Then we were walking back to the hotel from Byward Market, and we stopped in at Chapters, and I found myself in the SF/F section holding a copy of This is How You Lose the Time War, by Amal El-Mohtar (an Ottawa writer) and Max Gladstone. I opened the book, intending to skim the first chapter and then set it back on the shelf, intending to go home and request a copy from my local library.
But I found Amal’s signature on the title page, and well, long story short, I bought the book.
It’s a wild ride, a time-travel novella about two agents working on opposite sides of a time war. Red works for the Agency, a tech-based organization, and Blue works for Garden, an organization that might be an organism. They write each other letters across the timelines, the threads of history and future, at first to taunt each other (“Nyah nyah, you’re gonna lose!” “Are not!” “Are too!”) and, later, as they get to know each other, to express their feelings for each other.
The epistolary affair spans all of history, mostly in various versions of Earth (at one point, one of the characters goes to see Romeo and Juliet, to find out if it’s a tragedy or a comedy in her current timeline), but sometimes on other worlds or even in the vacuum of space.
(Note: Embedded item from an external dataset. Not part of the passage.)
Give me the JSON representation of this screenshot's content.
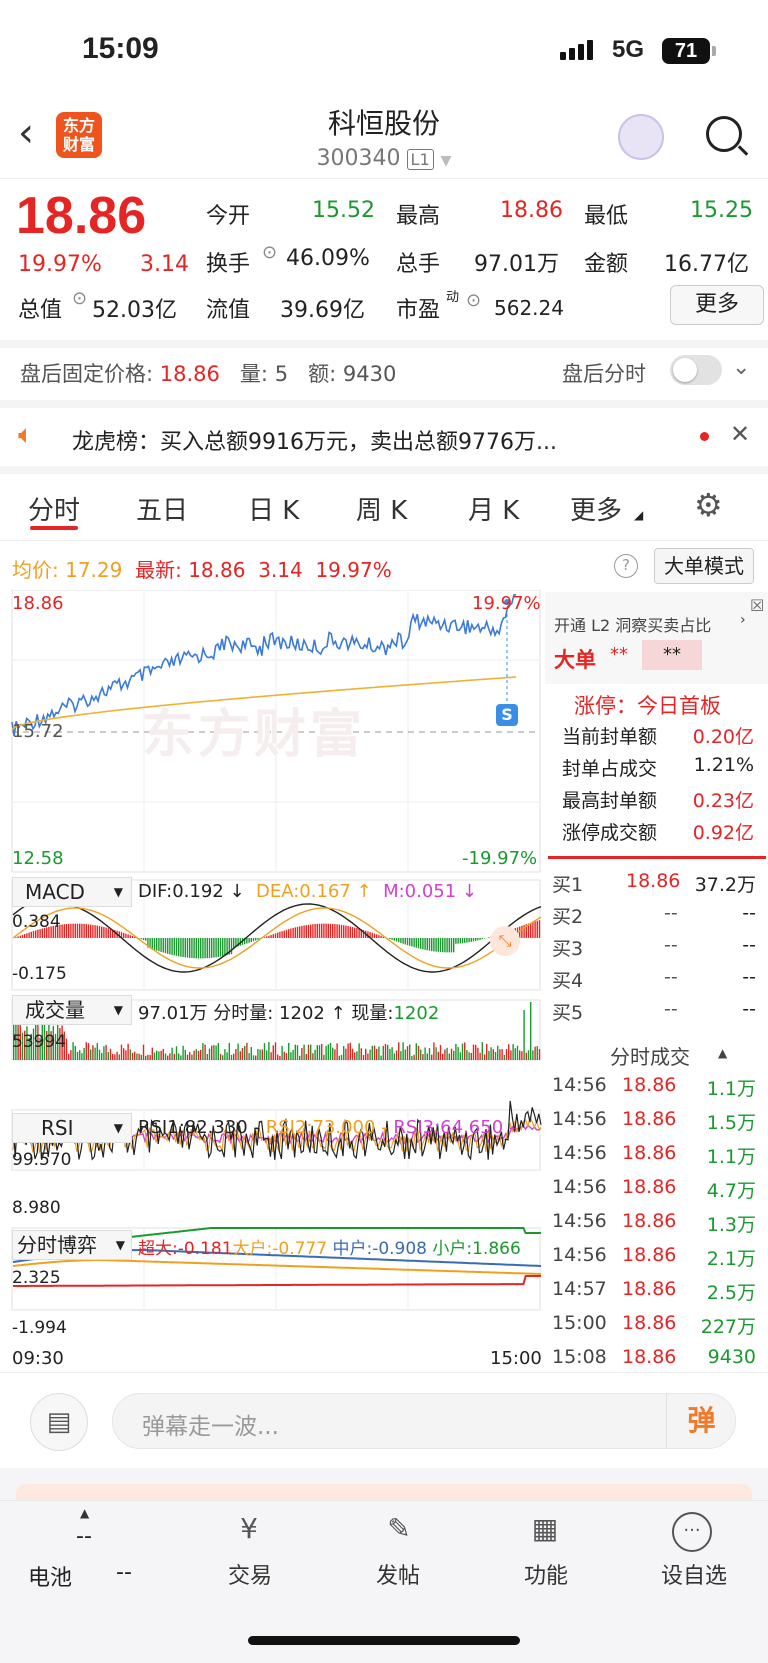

Red and Blue’s relationship progresses upthread and downthread, through past and future, in letters written in some of the weirdest steganographic ways I’ve seen: one is written in a volcano, another in a thornbush grown over a year from a seed. Only one, if I recall correctly, is written in ink on paper.
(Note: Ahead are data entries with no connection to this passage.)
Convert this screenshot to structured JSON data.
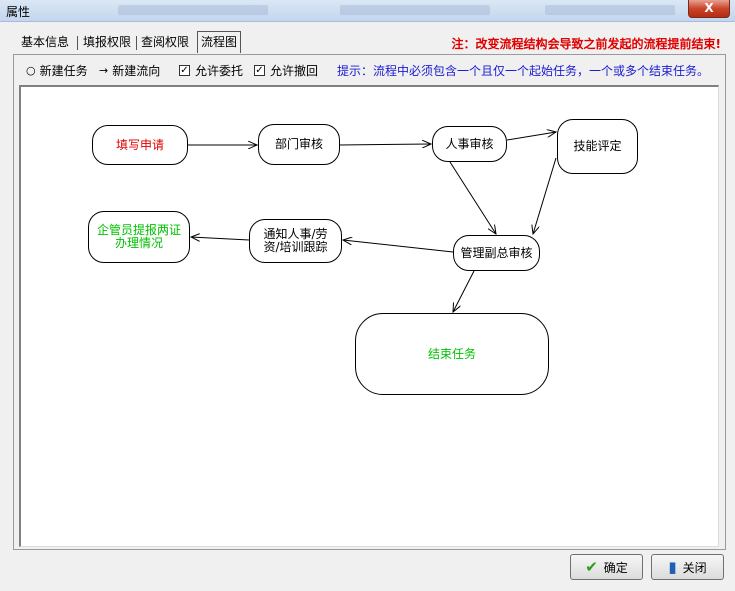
{
  "window": {
    "title": "属性",
    "close_label": "X"
  },
  "tabs": [
    {
      "label": "基本信息",
      "active": false
    },
    {
      "label": "填报权限",
      "active": false
    },
    {
      "label": "查阅权限",
      "active": false
    },
    {
      "label": "流程图",
      "active": true
    }
  ],
  "warning": "注：改变流程结构会导致之前发起的流程提前结束!",
  "toolbar": {
    "new_task": "新建任务",
    "new_flow": "新建流向",
    "allow_delegate": "允许委托",
    "allow_delegate_checked": true,
    "allow_withdraw": "允许撤回",
    "allow_withdraw_checked": true,
    "hint": "提示：流程中必须包含一个且仅一个起始任务，一个或多个结束任务。"
  },
  "flow": {
    "nodes": {
      "fill": {
        "label": "填写申请",
        "color": "#e00000"
      },
      "dept": {
        "label": "部门审核",
        "color": "#000000"
      },
      "hr": {
        "label": "人事审核",
        "color": "#000000"
      },
      "skill": {
        "label": "技能评定",
        "color": "#000000"
      },
      "vp": {
        "label": "管理副总审核",
        "color": "#000000"
      },
      "notify": {
        "line1": "通知人事/劳",
        "line2": "资/培训跟踪",
        "color": "#000000"
      },
      "cert": {
        "line1": "企管员提报两证",
        "line2": "办理情况",
        "color": "#00c000"
      },
      "end": {
        "label": "结束任务",
        "color": "#00c000"
      }
    }
  },
  "buttons": {
    "ok": "确定",
    "close": "关闭"
  }
}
The writing itself—Amal’s and Max’s, I mean, not Red’s and Blue’s—is beautifully wrought, by turns amusing and horrifying. Moments as calm and sedate as a woman braiding her hair or enjoying tea contrast with the same woman, pages later, washing her hands after slitting someone’s throat.
And the language! I’m pretty proud of my vocabulary, but the authors, in their search for le mot juste, more than once sent me to the dictionary to make sure I understood the precise point or image they were trying to convey.
I enjoyed the novella, with its twists and turns, its hunter-vs.-hunted story chasing itself down the corridors of time. Highly recommended.